Today the House of Representatives passed S 3307, the Healthy, Hunger Free Kids Act. The bill, already passed through the Senate, reauthorizes important child nutrition programs like school lunches. Highlights of the legislation include:
- Expanding the Afterschool Meal Program to all 50 states;
- Increasing the federal reimbursement per meal for free or reduced price lunches;
- Enhancing the nutritional quality of food served in school-based and preschool settings; and
- Making “competitive foods” offered or sold in schools more nutritious.
- Supporting improvements to direct certification for school meals for children eligible for other assistance programs like Medicaid;
- Improving area eligibility rules so more family child care homes can use the Child and Adult Care Food program – supporting care agencies operating outside of school systems.
The highlights included in this bill are important and should certainly be supported. However, in order to pay for the new improvements Congress partially funded them with $2.2 billion in Supplemental Nutrition and Assistance Program (SNAP, formerly known as Food Stamps).
In order to address child hunger in the U.S., children and families both need access to assistance, ensuring nutrition at school and at home.

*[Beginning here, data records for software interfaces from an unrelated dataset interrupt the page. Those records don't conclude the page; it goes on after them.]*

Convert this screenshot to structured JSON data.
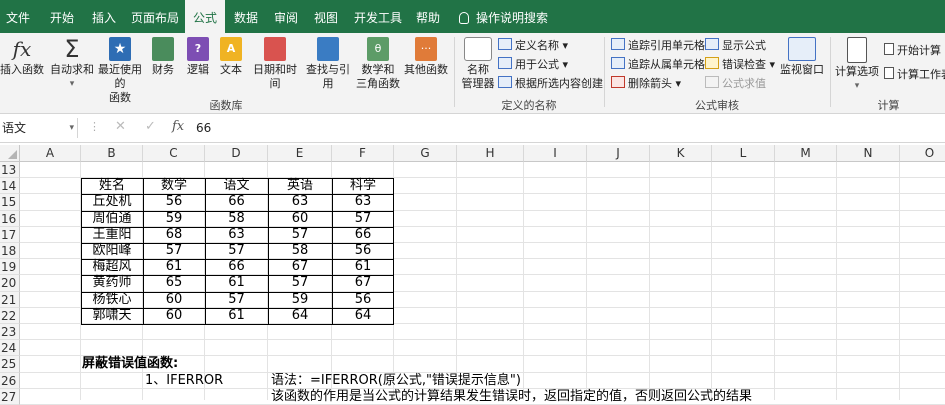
{
  "tabs": [
    "文件",
    "开始",
    "插入",
    "页面布局",
    "公式",
    "数据",
    "审阅",
    "视图",
    "开发工具",
    "帮助",
    "操作说明搜索"
  ],
  "ribbon": {
    "insert_function": "插入函数",
    "autosum": "自动求和",
    "recent_line1": "最近使用的",
    "recent_line2": "函数",
    "financial": "财务",
    "logical": "逻辑",
    "text": "文本",
    "datetime": "日期和时间",
    "lookup": "查找与引用",
    "math_line1": "数学和",
    "math_line2": "三角函数",
    "other": "其他函数",
    "group_library": "函数库",
    "name_manager_line1": "名称",
    "name_manager_line2": "管理器",
    "define_name": "定义名称",
    "use_in_formula": "用于公式",
    "create_from_selection": "根据所选内容创建",
    "group_defined_names": "定义的名称",
    "trace_precedents": "追踪引用单元格",
    "trace_dependents": "追踪从属单元格",
    "remove_arrows": "删除箭头",
    "show_formulas": "显示公式",
    "error_checking": "错误检查",
    "evaluate_formula": "公式求值",
    "watch_window": "监视窗口",
    "group_auditing": "公式审核",
    "calc_options": "计算选项",
    "calc_now": "开始计算",
    "calc_sheet": "计算工作表",
    "group_calculation": "计算"
  },
  "formula_bar": {
    "name_box": "语文",
    "value": "66",
    "fx": "fx"
  },
  "columns": [
    "A",
    "B",
    "C",
    "D",
    "E",
    "F",
    "G",
    "H",
    "I",
    "J",
    "K",
    "L",
    "M",
    "N",
    "O"
  ],
  "rows": [
    "13",
    "14",
    "15",
    "16",
    "17",
    "18",
    "19",
    "20",
    "21",
    "22",
    "23",
    "24",
    "25",
    "26",
    "27"
  ],
  "table": {
    "headers": [
      "姓名",
      "数学",
      "语文",
      "英语",
      "科学"
    ],
    "rows": [
      [
        "丘处机",
        "56",
        "66",
        "63",
        "63"
      ],
      [
        "周伯通",
        "59",
        "58",
        "60",
        "57"
      ],
      [
        "王重阳",
        "68",
        "63",
        "57",
        "66"
      ],
      [
        "欧阳峰",
        "57",
        "57",
        "58",
        "56"
      ],
      [
        "梅超风",
        "61",
        "66",
        "67",
        "61"
      ],
      [
        "黄药师",
        "65",
        "61",
        "57",
        "67"
      ],
      [
        "杨铁心",
        "60",
        "57",
        "59",
        "56"
      ],
      [
        "郭啸天",
        "60",
        "61",
        "64",
        "64"
      ]
    ]
  },
  "notes": {
    "heading": "屏蔽错误值函数:",
    "item": "1、IFERROR",
    "syntax": "语法：=IFERROR(原公式,\"错误提示信息\")",
    "desc": "该函数的作用是当公式的计算结果发生错误时，返回指定的值，否则返回公式的结果"
  },
  "colors": {
    "brand": "#217346",
    "ribbon_bg": "#f3f3f3"
  }
}
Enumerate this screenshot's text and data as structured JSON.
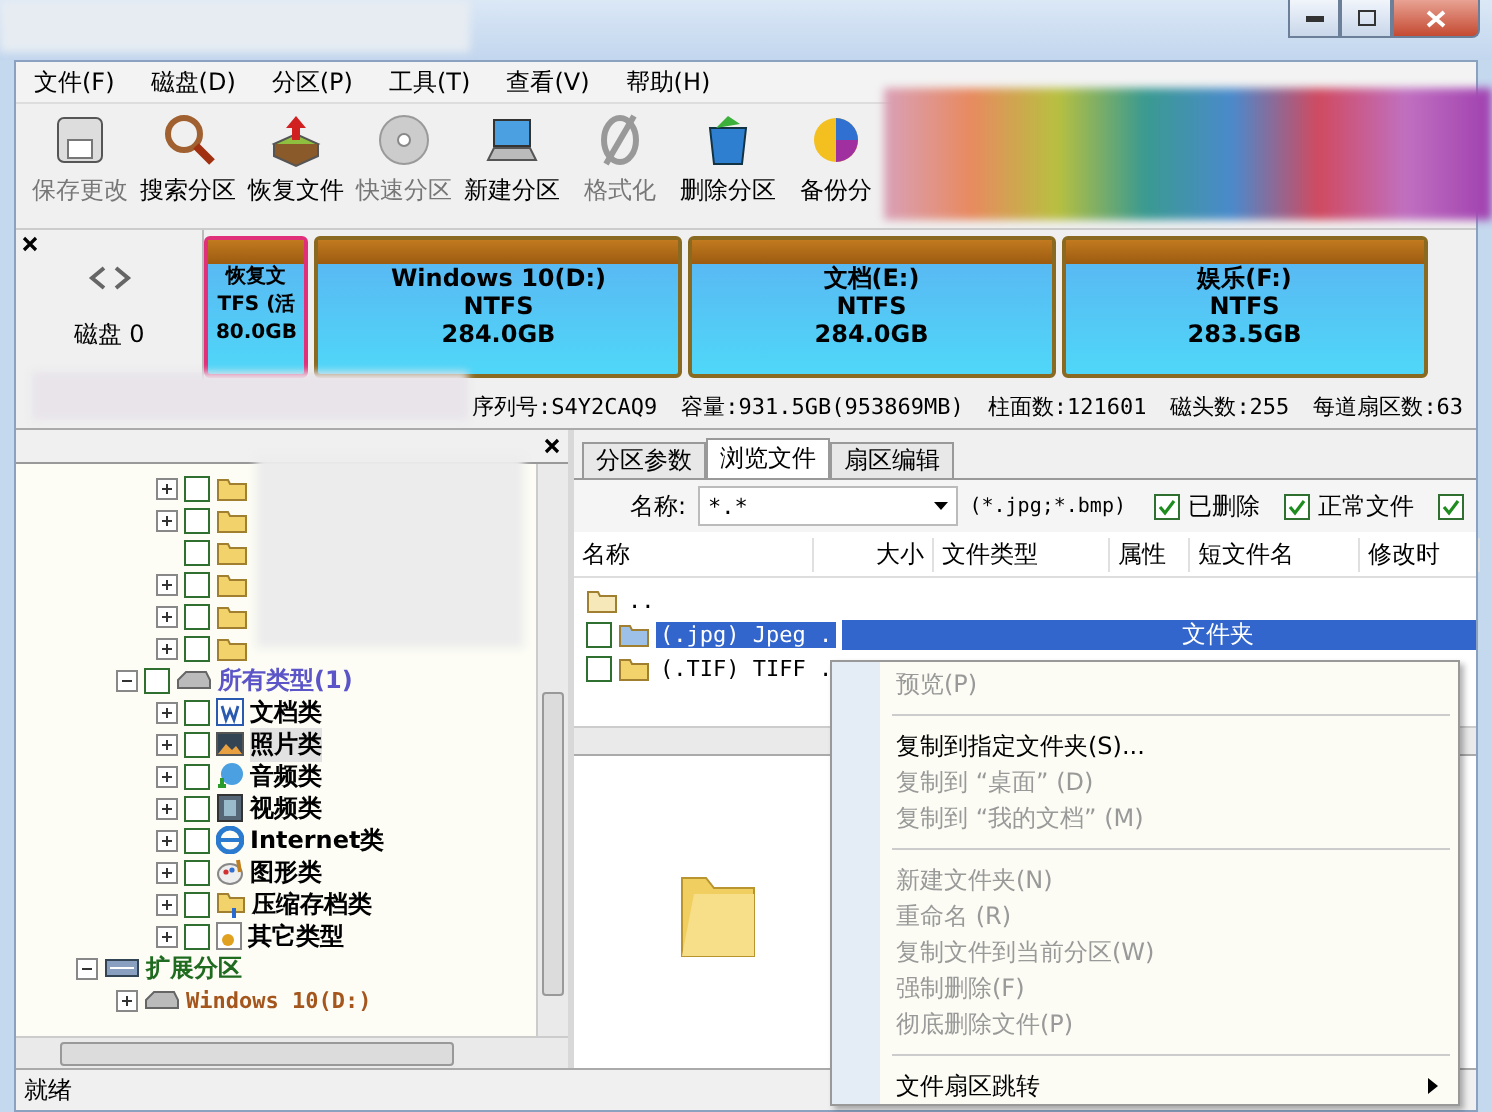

Programs like SNAP allow families on tight budgets to stretch their funds further than they would go on their own.
Now that Congress has passed Child Nutrition in this manner, both they and the Obama administration must work to restore the SNAP offset.